**Data**

***

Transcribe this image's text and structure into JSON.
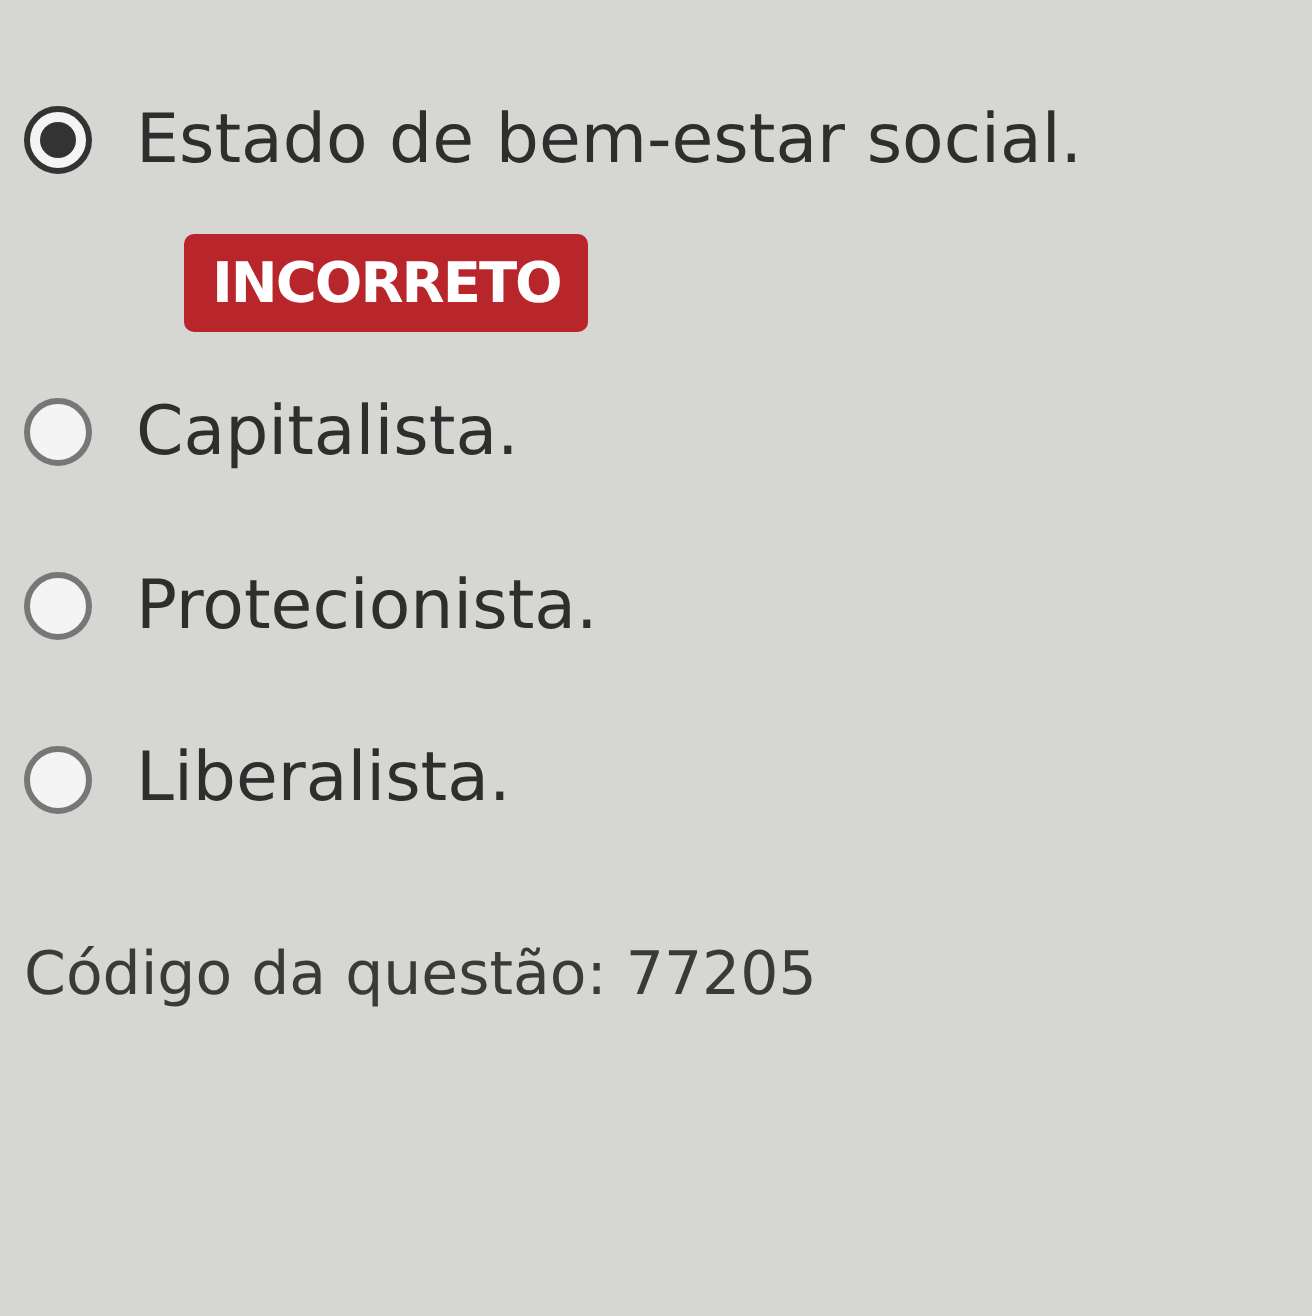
{
  "options": [
    {
      "label": "Estado de bem-estar social.",
      "selected": true,
      "badge": "INCORRETO"
    },
    {
      "label": "Capitalista.",
      "selected": false
    },
    {
      "label": "Protecionista.",
      "selected": false
    },
    {
      "label": "Liberalista.",
      "selected": false
    }
  ],
  "question_code": "Código da questão: 77205"
}
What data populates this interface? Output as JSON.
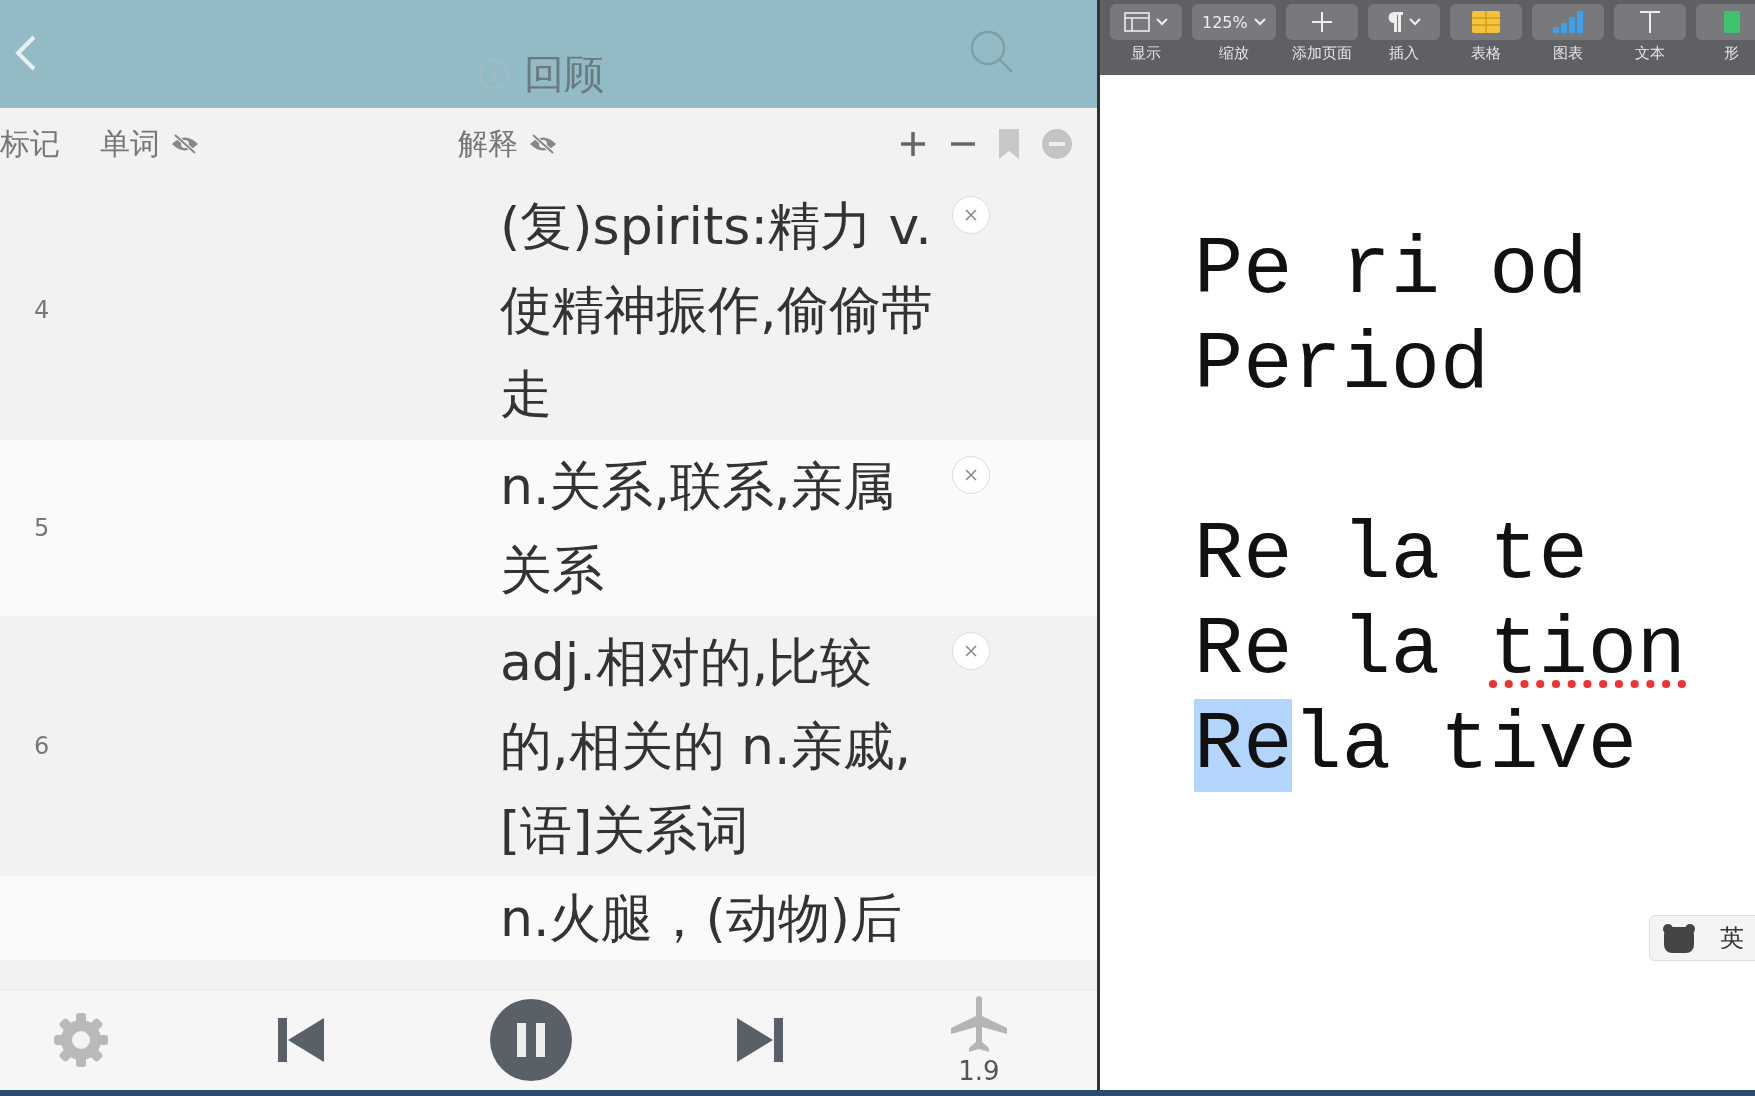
{
  "app": {
    "title": "回顾",
    "columns": [
      {
        "label": "标记",
        "hidden_icon": false
      },
      {
        "label": "单词",
        "hidden_icon": true
      },
      {
        "label": "解释",
        "hidden_icon": true
      }
    ],
    "rows": [
      {
        "number": "4",
        "definition": "(复)spirits:精力 v.使精神振作,偷偷带走"
      },
      {
        "number": "5",
        "definition": "n.关系,联系,亲属关系"
      },
      {
        "number": "6",
        "definition": "adj.相对的,比较的,相关的 n.亲戚,[语]关系词"
      },
      {
        "number": "",
        "definition": "n.火腿，(动物)后"
      }
    ],
    "player": {
      "speed": "1.9"
    }
  },
  "editor": {
    "toolbar": [
      {
        "kind": "view",
        "label": "显示"
      },
      {
        "kind": "zoom",
        "value": "125%",
        "label": "缩放"
      },
      {
        "kind": "add",
        "label": "添加页面"
      },
      {
        "kind": "insert",
        "label": "插入"
      },
      {
        "kind": "table",
        "label": "表格"
      },
      {
        "kind": "chart",
        "label": "图表"
      },
      {
        "kind": "text",
        "label": "文本"
      },
      {
        "kind": "shape",
        "label": "形"
      }
    ],
    "paragraphs": [
      [
        [
          {
            "text": "Pe ri od",
            "selected": false,
            "misspelled": false
          }
        ],
        [
          {
            "text": "Period",
            "selected": false,
            "misspelled": false
          }
        ]
      ],
      [
        [
          {
            "text": "Re la te",
            "selected": false,
            "misspelled": false
          }
        ],
        [
          {
            "text": "Re la ",
            "selected": false,
            "misspelled": false
          },
          {
            "text": "tion",
            "selected": false,
            "misspelled": true
          }
        ],
        [
          {
            "text": "Re",
            "selected": true,
            "misspelled": false
          },
          {
            "text": "la tive",
            "selected": false,
            "misspelled": false
          }
        ]
      ]
    ],
    "ime": {
      "label": "英"
    }
  }
}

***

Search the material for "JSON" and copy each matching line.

**Answer to this problem**
Transcribe this image's text and structure into JSON.
What data populates this interface? Output as JSON.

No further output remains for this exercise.